--- Records provided Enclosed Below ---

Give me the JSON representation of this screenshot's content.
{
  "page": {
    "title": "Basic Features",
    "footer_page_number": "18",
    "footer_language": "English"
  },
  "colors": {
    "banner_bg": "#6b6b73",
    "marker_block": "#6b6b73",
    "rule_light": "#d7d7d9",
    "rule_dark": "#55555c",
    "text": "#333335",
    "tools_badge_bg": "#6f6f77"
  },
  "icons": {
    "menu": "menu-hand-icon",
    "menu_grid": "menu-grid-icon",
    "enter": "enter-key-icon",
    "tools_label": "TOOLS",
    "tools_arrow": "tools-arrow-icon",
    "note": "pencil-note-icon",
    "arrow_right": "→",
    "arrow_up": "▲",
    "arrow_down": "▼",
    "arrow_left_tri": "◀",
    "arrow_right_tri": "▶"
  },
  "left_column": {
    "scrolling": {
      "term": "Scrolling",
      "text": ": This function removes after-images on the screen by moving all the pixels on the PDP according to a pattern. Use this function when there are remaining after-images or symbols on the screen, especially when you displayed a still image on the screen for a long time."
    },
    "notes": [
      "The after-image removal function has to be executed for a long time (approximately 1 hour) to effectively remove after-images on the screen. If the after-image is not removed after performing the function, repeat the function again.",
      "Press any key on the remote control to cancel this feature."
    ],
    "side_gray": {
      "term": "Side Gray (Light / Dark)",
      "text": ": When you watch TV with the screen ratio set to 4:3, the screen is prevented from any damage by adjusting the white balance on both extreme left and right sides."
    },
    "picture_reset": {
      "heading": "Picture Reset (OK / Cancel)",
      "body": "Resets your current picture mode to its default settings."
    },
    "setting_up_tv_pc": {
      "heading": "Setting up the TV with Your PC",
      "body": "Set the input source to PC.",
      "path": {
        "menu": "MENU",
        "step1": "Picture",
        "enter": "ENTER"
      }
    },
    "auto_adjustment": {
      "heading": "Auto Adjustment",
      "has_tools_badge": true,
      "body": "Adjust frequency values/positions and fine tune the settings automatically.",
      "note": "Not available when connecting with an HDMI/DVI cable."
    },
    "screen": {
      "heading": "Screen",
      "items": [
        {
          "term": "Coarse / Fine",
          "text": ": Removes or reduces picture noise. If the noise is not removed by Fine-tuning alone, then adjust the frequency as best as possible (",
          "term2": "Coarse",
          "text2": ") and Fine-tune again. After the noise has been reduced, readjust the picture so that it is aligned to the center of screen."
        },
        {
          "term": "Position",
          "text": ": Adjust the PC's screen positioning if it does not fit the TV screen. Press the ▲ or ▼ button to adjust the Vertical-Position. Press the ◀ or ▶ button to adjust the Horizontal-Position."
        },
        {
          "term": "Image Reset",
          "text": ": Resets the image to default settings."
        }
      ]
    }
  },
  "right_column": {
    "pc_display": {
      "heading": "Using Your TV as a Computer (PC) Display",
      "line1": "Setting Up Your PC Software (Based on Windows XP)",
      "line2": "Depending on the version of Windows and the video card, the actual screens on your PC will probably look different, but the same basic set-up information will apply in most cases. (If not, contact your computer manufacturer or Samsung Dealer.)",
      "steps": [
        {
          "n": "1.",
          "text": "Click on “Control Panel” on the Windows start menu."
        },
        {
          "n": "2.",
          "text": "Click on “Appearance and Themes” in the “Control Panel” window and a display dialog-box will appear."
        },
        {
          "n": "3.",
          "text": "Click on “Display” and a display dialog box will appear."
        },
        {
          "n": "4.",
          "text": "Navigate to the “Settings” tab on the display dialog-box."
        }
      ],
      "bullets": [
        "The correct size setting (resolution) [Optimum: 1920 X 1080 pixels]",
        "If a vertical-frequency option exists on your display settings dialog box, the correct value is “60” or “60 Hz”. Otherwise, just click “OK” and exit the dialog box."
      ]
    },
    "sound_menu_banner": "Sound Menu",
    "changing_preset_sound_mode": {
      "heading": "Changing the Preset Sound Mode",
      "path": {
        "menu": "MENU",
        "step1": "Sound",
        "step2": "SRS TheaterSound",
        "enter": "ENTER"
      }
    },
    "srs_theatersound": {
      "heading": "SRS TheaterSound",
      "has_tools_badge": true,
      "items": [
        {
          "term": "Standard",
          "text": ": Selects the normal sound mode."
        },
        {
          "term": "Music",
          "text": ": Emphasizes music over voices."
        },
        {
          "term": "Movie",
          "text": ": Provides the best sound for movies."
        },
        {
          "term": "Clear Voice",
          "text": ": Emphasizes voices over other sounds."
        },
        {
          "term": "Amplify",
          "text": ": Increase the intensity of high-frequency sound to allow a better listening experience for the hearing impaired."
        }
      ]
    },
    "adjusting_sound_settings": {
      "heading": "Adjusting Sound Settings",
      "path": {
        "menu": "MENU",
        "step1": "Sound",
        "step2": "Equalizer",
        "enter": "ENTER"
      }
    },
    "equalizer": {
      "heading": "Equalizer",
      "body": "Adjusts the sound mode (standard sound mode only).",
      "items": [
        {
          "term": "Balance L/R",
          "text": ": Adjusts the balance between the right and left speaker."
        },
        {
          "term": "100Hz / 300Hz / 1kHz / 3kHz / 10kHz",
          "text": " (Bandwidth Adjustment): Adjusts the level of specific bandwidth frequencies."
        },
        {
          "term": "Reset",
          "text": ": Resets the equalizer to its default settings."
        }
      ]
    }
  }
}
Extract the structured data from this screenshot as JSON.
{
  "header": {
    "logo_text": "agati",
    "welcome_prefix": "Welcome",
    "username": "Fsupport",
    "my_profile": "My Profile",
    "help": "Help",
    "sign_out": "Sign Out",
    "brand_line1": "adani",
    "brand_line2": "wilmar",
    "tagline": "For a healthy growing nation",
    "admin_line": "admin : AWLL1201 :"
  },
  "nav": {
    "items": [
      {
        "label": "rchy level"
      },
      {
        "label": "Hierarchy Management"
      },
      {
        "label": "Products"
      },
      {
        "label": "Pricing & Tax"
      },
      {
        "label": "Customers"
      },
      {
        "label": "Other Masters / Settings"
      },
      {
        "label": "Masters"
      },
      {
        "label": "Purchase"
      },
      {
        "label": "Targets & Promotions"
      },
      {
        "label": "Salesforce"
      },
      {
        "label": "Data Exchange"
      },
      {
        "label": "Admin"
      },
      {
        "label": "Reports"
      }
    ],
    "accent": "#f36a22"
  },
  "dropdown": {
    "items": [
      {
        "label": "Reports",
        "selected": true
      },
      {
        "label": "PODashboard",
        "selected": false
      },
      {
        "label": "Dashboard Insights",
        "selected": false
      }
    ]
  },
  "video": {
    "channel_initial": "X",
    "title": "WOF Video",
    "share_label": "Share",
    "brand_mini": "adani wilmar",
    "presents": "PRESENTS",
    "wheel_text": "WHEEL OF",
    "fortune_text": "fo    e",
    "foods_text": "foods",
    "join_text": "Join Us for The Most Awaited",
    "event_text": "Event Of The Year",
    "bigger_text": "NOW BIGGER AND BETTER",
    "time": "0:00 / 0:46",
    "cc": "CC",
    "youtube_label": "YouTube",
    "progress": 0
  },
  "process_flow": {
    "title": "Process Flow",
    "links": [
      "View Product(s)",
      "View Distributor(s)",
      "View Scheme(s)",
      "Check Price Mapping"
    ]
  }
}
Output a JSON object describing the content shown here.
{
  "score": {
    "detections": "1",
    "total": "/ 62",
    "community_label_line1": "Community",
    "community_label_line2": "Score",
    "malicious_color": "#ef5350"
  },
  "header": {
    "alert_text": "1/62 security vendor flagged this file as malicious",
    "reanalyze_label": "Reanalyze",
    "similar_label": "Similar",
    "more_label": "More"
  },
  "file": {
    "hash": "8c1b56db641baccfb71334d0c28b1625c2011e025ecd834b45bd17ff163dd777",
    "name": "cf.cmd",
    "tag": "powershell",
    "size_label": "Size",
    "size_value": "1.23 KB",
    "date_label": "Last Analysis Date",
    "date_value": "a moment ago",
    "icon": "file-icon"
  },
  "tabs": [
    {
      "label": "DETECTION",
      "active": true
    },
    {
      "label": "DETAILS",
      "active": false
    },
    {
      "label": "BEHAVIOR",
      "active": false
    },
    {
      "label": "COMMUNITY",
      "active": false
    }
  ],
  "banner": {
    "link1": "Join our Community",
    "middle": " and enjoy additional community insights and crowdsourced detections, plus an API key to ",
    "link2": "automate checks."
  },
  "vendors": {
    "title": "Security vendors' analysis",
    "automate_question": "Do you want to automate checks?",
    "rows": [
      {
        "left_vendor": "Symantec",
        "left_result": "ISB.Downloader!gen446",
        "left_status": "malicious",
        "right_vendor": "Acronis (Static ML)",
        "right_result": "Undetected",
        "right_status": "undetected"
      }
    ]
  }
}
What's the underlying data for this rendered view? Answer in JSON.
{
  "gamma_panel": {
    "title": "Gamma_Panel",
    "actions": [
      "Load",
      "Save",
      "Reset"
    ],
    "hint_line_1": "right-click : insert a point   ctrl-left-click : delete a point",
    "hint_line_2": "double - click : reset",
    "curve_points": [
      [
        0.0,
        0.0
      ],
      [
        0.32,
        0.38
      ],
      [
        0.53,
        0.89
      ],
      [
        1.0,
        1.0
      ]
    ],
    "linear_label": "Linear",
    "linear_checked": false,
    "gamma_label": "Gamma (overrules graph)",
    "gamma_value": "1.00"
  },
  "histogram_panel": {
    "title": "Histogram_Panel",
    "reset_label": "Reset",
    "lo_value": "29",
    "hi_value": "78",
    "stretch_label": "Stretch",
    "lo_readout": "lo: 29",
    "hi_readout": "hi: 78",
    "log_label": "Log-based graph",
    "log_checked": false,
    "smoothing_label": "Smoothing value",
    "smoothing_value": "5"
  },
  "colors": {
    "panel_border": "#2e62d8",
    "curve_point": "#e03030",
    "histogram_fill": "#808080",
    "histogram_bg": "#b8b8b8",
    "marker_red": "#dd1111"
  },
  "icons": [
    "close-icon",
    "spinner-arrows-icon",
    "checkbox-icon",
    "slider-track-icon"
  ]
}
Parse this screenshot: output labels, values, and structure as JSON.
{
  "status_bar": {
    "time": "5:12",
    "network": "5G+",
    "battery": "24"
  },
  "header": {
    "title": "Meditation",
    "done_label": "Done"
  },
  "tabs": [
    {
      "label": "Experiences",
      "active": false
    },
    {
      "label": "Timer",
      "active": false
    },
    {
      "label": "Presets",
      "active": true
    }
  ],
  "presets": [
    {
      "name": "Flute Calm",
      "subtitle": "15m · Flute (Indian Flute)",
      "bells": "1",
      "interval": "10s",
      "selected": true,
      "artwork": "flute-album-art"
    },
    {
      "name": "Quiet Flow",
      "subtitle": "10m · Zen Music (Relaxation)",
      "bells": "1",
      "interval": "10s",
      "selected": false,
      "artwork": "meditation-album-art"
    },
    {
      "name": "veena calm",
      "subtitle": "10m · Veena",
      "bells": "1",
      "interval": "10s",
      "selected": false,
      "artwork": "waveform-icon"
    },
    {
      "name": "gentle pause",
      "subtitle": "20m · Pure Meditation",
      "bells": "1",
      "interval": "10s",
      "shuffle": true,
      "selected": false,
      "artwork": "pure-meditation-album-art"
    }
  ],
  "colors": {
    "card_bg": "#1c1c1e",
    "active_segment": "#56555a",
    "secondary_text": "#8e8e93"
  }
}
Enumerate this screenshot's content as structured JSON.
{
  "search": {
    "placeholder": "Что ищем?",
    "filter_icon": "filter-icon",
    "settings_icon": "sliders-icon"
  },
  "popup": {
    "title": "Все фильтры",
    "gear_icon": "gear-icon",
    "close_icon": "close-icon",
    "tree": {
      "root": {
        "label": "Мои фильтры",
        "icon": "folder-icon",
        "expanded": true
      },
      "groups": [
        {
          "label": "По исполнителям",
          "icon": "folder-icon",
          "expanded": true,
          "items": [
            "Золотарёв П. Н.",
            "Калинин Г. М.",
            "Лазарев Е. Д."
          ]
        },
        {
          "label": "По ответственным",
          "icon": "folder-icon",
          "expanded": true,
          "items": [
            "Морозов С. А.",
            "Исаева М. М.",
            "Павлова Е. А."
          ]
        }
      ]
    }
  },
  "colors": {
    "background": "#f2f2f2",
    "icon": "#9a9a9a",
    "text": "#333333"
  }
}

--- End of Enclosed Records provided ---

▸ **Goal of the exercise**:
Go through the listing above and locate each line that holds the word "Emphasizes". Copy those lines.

▸ **Result of this exercise**:
          "text": ": Emphasizes music over voices."
          "text": ": Emphasizes voices over other sounds."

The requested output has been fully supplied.